[Opening Task input section]
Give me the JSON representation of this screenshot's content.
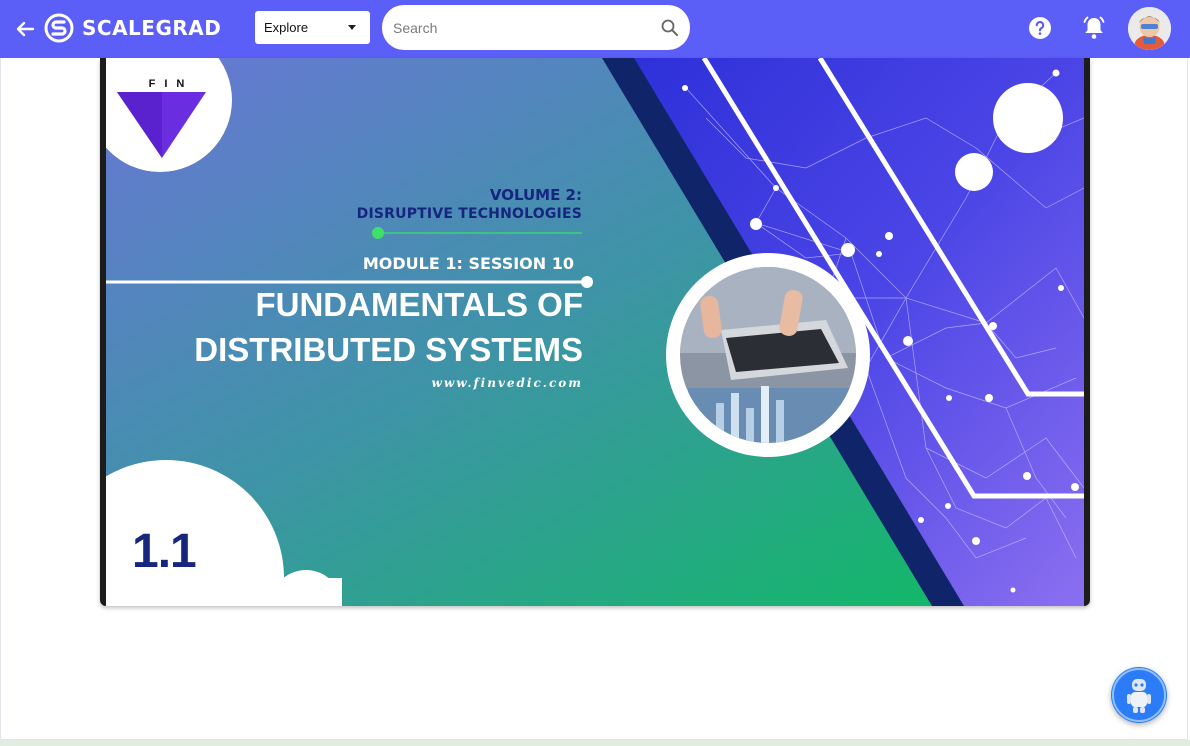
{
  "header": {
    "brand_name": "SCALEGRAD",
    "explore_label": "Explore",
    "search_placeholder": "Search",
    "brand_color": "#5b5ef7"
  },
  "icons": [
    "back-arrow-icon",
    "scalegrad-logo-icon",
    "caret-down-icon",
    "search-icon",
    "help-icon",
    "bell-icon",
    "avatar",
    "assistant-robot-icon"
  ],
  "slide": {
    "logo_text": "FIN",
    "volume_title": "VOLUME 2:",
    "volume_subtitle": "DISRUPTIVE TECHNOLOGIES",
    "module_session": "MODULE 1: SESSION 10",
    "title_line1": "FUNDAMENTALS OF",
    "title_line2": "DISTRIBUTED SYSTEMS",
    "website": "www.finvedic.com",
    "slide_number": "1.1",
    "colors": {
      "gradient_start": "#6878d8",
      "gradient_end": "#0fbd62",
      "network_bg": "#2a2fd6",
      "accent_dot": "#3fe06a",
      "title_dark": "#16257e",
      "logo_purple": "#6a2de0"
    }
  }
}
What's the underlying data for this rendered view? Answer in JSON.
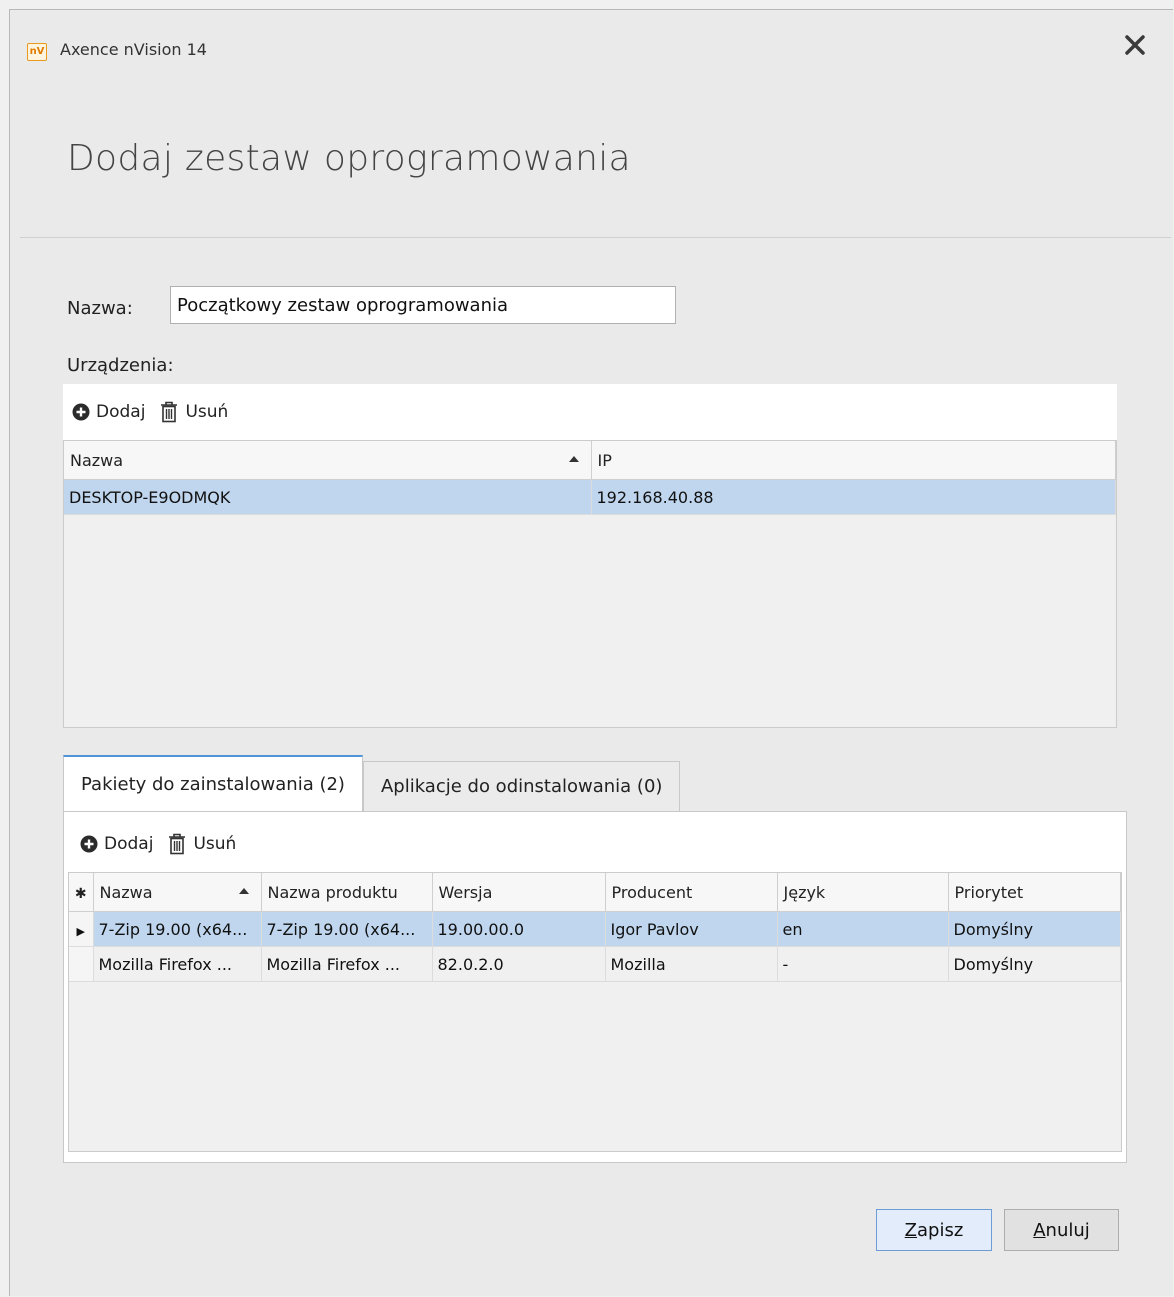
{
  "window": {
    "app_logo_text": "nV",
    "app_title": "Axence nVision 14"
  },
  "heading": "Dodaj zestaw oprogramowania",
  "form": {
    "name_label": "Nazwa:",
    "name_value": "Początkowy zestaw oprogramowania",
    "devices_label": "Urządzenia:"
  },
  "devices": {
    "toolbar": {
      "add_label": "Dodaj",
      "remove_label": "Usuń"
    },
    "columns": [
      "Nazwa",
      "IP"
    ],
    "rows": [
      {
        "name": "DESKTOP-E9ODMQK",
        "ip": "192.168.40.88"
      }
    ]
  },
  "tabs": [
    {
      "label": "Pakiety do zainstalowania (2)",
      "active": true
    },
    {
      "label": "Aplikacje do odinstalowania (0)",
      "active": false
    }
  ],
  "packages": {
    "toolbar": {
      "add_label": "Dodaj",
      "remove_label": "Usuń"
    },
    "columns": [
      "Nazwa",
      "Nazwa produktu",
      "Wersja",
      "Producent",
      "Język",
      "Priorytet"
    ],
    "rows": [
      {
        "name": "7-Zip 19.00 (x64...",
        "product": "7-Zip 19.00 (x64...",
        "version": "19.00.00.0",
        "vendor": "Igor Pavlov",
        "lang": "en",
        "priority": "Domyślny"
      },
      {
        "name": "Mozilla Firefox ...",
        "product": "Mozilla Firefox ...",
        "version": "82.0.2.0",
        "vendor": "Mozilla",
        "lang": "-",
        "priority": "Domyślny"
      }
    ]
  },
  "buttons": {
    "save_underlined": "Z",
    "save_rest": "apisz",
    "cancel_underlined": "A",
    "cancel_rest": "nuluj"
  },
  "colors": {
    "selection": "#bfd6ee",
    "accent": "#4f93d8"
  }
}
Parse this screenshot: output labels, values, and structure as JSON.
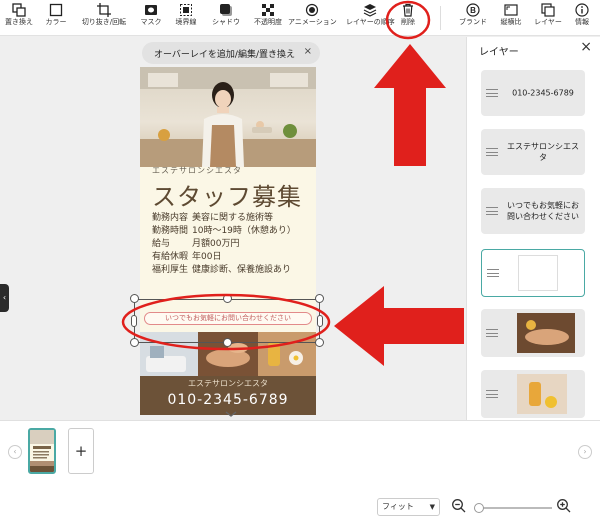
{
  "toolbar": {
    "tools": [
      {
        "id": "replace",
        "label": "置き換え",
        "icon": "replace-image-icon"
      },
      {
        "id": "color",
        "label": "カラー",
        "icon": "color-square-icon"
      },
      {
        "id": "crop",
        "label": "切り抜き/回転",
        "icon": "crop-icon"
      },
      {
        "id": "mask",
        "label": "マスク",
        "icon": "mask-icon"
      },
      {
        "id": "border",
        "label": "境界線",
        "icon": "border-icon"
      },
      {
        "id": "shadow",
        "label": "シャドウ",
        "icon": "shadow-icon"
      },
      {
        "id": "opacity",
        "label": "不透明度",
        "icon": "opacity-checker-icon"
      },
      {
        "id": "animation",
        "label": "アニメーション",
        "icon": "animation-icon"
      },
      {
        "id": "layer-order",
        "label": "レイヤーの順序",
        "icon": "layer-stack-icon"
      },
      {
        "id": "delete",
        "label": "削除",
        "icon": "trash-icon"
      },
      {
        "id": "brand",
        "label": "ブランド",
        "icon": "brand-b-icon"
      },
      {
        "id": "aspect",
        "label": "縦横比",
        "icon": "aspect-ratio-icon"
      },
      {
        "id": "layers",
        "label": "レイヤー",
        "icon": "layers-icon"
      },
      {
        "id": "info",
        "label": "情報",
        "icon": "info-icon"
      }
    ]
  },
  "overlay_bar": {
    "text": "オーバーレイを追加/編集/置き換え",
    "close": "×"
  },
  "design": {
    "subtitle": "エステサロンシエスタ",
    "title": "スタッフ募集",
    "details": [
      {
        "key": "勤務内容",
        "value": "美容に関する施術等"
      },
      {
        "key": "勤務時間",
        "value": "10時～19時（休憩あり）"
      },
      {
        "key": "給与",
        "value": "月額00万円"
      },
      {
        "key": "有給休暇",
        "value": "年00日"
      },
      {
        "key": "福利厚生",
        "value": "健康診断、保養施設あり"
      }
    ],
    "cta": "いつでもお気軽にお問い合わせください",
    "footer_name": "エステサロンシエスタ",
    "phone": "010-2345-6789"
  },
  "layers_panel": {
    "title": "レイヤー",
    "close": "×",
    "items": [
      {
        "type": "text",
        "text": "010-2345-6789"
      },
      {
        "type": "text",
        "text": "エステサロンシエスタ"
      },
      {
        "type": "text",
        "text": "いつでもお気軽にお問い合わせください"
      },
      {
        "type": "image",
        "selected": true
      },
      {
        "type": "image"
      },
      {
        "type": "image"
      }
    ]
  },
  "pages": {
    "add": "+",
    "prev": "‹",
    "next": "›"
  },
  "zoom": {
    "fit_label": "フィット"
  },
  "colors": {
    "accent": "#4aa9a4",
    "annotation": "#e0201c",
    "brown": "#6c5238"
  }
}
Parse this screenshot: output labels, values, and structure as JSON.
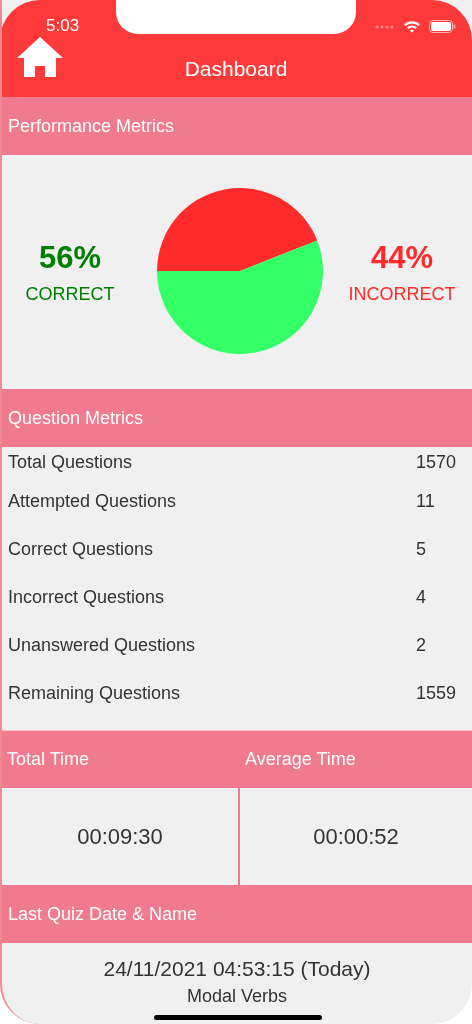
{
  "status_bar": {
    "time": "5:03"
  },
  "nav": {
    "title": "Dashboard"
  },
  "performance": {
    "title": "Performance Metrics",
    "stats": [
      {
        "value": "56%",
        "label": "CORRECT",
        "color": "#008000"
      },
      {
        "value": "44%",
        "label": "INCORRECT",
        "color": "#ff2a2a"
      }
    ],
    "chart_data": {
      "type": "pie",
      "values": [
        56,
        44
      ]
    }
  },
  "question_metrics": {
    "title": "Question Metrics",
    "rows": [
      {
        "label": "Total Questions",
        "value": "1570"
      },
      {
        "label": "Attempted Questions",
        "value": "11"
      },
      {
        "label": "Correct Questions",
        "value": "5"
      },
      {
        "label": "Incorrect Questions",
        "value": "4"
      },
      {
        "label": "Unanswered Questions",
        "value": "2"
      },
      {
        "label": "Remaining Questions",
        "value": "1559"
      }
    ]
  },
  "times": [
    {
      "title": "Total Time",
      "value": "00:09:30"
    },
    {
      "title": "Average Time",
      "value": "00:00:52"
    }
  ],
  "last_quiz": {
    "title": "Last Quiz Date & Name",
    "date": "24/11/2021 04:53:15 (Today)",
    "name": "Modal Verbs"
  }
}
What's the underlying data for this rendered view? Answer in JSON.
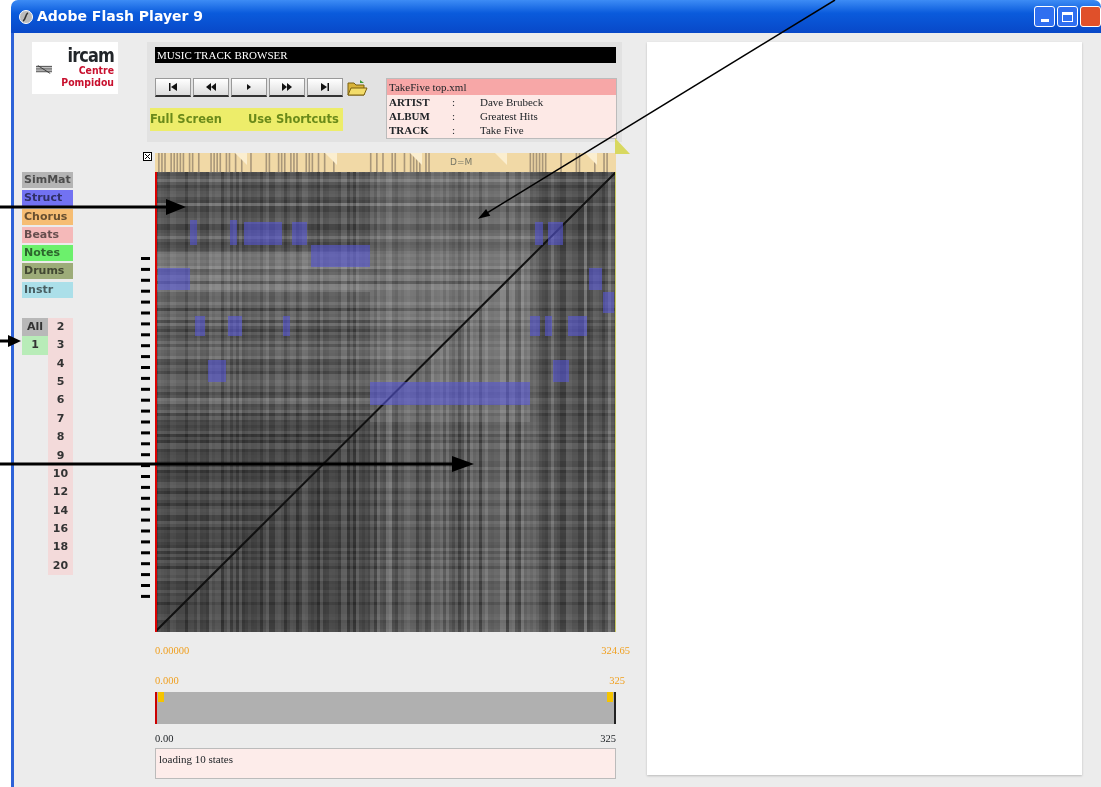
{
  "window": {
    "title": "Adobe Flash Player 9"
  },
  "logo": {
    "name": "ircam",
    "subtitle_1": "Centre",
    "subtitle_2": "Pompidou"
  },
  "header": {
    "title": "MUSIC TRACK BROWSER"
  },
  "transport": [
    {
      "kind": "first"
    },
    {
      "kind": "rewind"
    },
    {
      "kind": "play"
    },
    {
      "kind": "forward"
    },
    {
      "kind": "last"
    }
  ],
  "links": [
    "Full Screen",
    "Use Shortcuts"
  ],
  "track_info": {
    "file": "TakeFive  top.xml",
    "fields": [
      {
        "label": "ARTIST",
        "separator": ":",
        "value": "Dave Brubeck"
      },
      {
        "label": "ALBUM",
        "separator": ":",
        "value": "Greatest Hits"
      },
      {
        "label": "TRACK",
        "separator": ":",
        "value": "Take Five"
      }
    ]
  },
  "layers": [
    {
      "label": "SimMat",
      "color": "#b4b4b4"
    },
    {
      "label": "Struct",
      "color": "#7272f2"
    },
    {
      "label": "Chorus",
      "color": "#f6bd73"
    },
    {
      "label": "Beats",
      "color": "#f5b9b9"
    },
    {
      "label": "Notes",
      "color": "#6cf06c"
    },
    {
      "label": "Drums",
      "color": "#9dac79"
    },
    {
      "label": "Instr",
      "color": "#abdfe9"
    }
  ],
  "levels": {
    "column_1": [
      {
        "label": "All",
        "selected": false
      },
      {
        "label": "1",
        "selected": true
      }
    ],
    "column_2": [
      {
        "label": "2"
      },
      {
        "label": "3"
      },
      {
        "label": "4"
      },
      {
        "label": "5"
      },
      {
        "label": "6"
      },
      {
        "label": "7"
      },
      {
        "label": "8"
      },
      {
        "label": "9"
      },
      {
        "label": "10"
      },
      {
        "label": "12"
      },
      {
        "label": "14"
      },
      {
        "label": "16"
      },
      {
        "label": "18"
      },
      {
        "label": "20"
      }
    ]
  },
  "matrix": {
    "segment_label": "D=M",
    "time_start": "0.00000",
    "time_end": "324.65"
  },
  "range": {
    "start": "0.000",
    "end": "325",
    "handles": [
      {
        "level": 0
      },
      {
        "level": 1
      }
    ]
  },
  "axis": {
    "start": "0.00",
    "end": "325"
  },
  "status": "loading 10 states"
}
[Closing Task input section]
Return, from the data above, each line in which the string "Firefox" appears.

        "name": "Mozilla Firefox ...",
        "product": "Mozilla Firefox ...",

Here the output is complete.